Text: Mark 10:17-31
Jesus said many wonderful things. But here, it seems, he got it completely wrong. Here’s what should have happened:
A young man, wealthy and influential, rushes up to Jesus and falls on his knees before him.
“Good Teacher,” he blurts out, “what must I do to inherit eternal life?”
Jesus replies, “I can see that you are a very courteous, eager and sincere young man. Relax: I’ve got some good news for you: there is nothing you have to do to inherit eternal life. It’s not a matter of giving, but of receiving. It’s not try, but trust. Eternal life is a free gift from God.”
A smile begins to spread across the young man’s face. “That’s marvellous,” he says. “So exactly how do I receive this free gift of eternal life?”
“It’s as simple as ABC. A – acknowledge your need. B – believe in me. C – confess your new-found faith. Oh, and because you have more money than you know what to do with, perhaps you could try to spare a little cash for the poor and needy.”
When he hears this, the young man is positively beaming. “This is easier than I thought.” And he went away rejoicing, because he already had everything this world could offer: his youth, his wealth, and his influence, and now he had heaven too.
Turning to his disciples, Jesus said, “How easy it is to enter the kingdom of God!”
So, why did Jesus do it his way, and not our way?
In his own eyes, he was already ‘good enough’ “Good teacher…What must I do…keep the commandments…but I do.” How many of us are secretly cherishing the same thought?
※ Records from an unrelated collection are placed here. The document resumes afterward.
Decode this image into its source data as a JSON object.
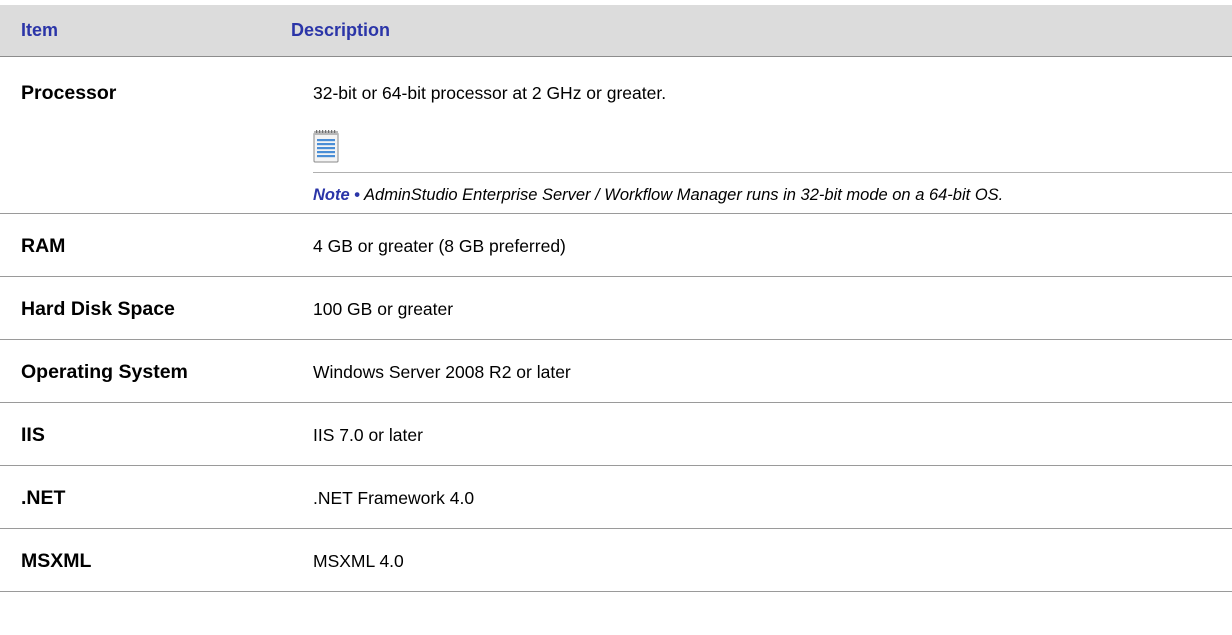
{
  "header": {
    "item": "Item",
    "description": "Description"
  },
  "rows": [
    {
      "item": "Processor",
      "description": "32-bit or 64-bit processor at 2 GHz or greater.",
      "note": {
        "label": "Note",
        "bullet": "•",
        "text": "AdminStudio Enterprise Server / Workflow Manager runs in 32-bit mode on a 64-bit OS."
      }
    },
    {
      "item": "RAM",
      "description": "4 GB or greater (8 GB preferred)"
    },
    {
      "item": "Hard Disk Space",
      "description": "100 GB or greater"
    },
    {
      "item": "Operating System",
      "description": "Windows Server 2008 R2 or later"
    },
    {
      "item": "IIS",
      "description": "IIS 7.0 or later"
    },
    {
      "item": ".NET",
      "description": ".NET Framework 4.0"
    },
    {
      "item": "MSXML",
      "description": "MSXML 4.0"
    }
  ],
  "colors": {
    "header_text": "#2b35a8",
    "header_bg": "#dcdcdc",
    "note_label": "#2b35a8"
  },
  "icons": {
    "note": "notepad-icon"
  }
}
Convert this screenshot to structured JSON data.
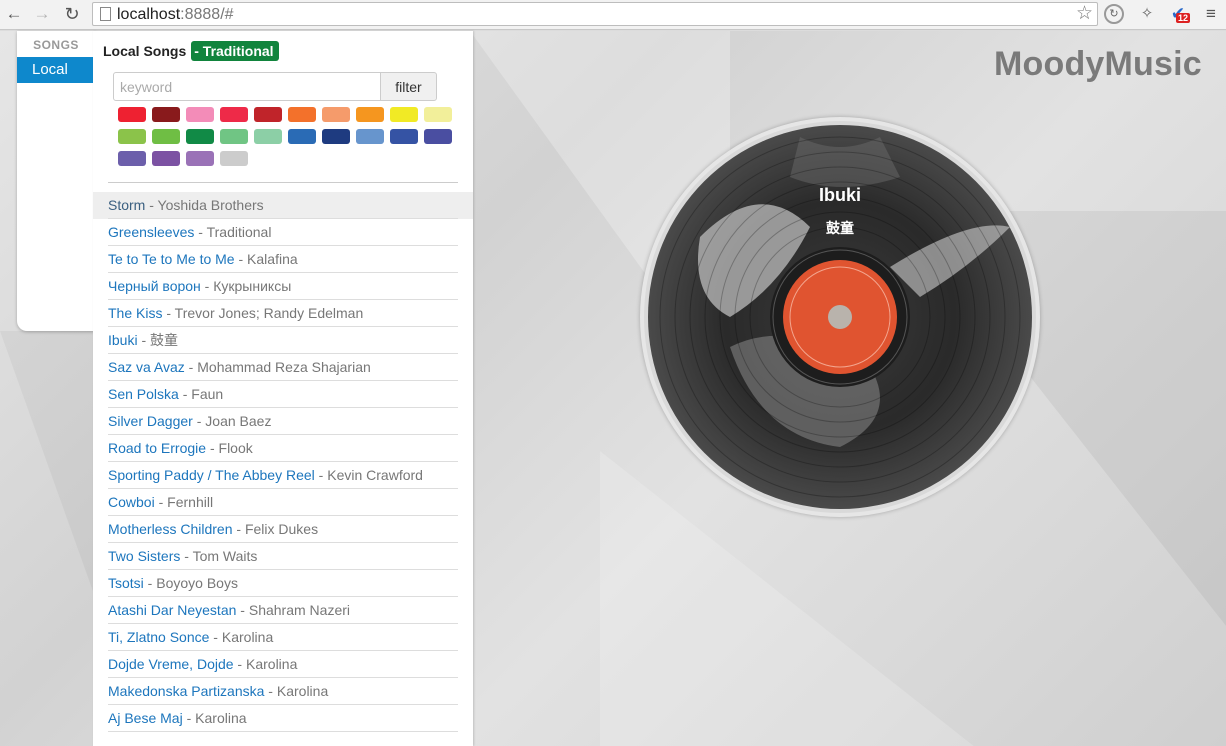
{
  "browser": {
    "url_host": "localhost",
    "url_rest": ":8888/#",
    "extension_badge": "12",
    "icons": [
      "back-arrow-icon",
      "forward-arrow-icon",
      "reload-icon",
      "page-icon",
      "star-icon",
      "refresh-extension-icon",
      "extension-icon",
      "checkmark-extension-icon",
      "menu-icon"
    ]
  },
  "sidebar": {
    "header": "SONGS",
    "items": [
      {
        "label": "Local"
      }
    ]
  },
  "panel": {
    "title": "Local Songs",
    "tag": "- Traditional",
    "search_placeholder": "keyword",
    "filter_label": "filter"
  },
  "swatches": [
    "#ee2131",
    "#891a1c",
    "#f38cb8",
    "#ee2a48",
    "#c0242a",
    "#f3712b",
    "#f59b6b",
    "#f5961f",
    "#f1ea25",
    "#f2ef9a",
    "#8bc34a",
    "#6fbe44",
    "#118a46",
    "#70c584",
    "#8ccfa6",
    "#2a6bb5",
    "#1e3b80",
    "#6795cd",
    "#3553a4",
    "#4a4ea1",
    "#6c5fab",
    "#7c52a3",
    "#9a72b7",
    "#cccccc"
  ],
  "songs": [
    {
      "title": "Storm",
      "artist": "Yoshida Brothers"
    },
    {
      "title": "Greensleeves",
      "artist": "Traditional"
    },
    {
      "title": "Te to Te to Me to Me",
      "artist": "Kalafina"
    },
    {
      "title": "Черный ворон",
      "artist": "Кукрыниксы"
    },
    {
      "title": "The Kiss",
      "artist": "Trevor Jones; Randy Edelman"
    },
    {
      "title": "Ibuki",
      "artist": "鼓童"
    },
    {
      "title": "Saz va Avaz",
      "artist": "Mohammad Reza Shajarian"
    },
    {
      "title": "Sen Polska",
      "artist": "Faun"
    },
    {
      "title": "Silver Dagger",
      "artist": "Joan Baez"
    },
    {
      "title": "Road to Errogie",
      "artist": "Flook"
    },
    {
      "title": "Sporting Paddy / The Abbey Reel",
      "artist": "Kevin Crawford"
    },
    {
      "title": "Cowboi",
      "artist": "Fernhill"
    },
    {
      "title": "Motherless Children",
      "artist": "Felix Dukes"
    },
    {
      "title": "Two Sisters",
      "artist": "Tom Waits"
    },
    {
      "title": "Tsotsi",
      "artist": "Boyoyo Boys"
    },
    {
      "title": "Atashi Dar Neyestan",
      "artist": "Shahram Nazeri"
    },
    {
      "title": "Ti, Zlatno Sonce",
      "artist": "Karolina"
    },
    {
      "title": "Dojde Vreme, Dojde",
      "artist": "Karolina"
    },
    {
      "title": "Makedonska Partizanska",
      "artist": "Karolina"
    },
    {
      "title": "Aj Bese Maj",
      "artist": "Karolina"
    }
  ],
  "active_song_index": 0,
  "now_playing": {
    "title": "Ibuki",
    "artist": "鼓童"
  },
  "brand": "MoodyMusic",
  "colors": {
    "accent": "#0e88cc",
    "tag": "#11843d",
    "link": "#1d76bd",
    "label": "#e05430"
  }
}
Rom 3:10 ‘It is written: “There is no one righteous, not even one.”‘
Something else was occupying God’s place in his heart. He thought he had kept all the commandments. But he had reckoned without the 1st commandment: ‘You shall have no other gods before me.’ And also the 2nd ‘You shall have no idols.’ Is there anything you love so much that it is occupying God’s rightful place in your life? And the test of this is, How willing are to lose your earthly treasure, in order to gain treasure in heaven? ‘He is no fool who gives up what he cannot keep in order to gain what he cannot lose.’ Mt 6:21 “For where your treasure is, there your heart will be also.”
He was not willing to count the cost of being a disciple. There is a sacrifice to be made as well as a gift to be received. There is a cross to be carried as well as a crown to be worn. Lk 14:28 “Suppose one of you wants to build a tower. Will he not first sit down and estimate the cost to see if he has enough money to complete it? Or suppose a king is about to go to war against another king. Will he not first sit down and consider whether he is able with ten thousand men to oppose the one coming against him with twenty thousand? In the same way, any of you who does not give up everything he has cannot be my disciple.”
And the whole point is that eternal life is a free gift. But it cannot be received if I fancy that I am already ‘good enough’, if something else is occupying God’s rightful place in my heart, if I have failed to sit down and count the cost of being a disciple of Christ. Eternal life must be received as a little child, in utter dependence, or not at all.
But listen: God can take the most selfish, hard-nosed, worldly person, and can give that person a change of heart, for with God all things are possible. And God will be no man’s debtor. Whatever sacrifices we have made for the sake of the kingdom will receive their ample reward. And though earthly treasure will always be mixed with pain and sorrow, there is treasure in heaven “where moth and rust do not destroy, and where thieves do not break in and steal.”
‘If anyone else thinks he has reasons to put confidence in the flesh, I have more: circumcised on the eighth day, of the people of Israel, of the tribe of Benjamin, a Hebrew of Hebrews; in regard to the law, a Pharisee; as for zeal, persecuting the church; as for legalistic righteousness, faultless. But whatever was to my profit I now consider loss for the sake of Christ. What is more, I consider everything a loss compared to the surpassing greatness of knowing Christ Jesus my Lord, for whose sake I have lost all things. I consider them rubbish, that I may gain Christ and be found in him, not having a righteousness of my own that comes from the law, but that which is through faith in Christ–the righteousness that comes from God and is by faith. I want to know Christ and the power of his resurrection and the fellowship of sharing in his sufferings, becoming like him in his death, and so, in every way I know how, to attain to the resurrection from the dead.’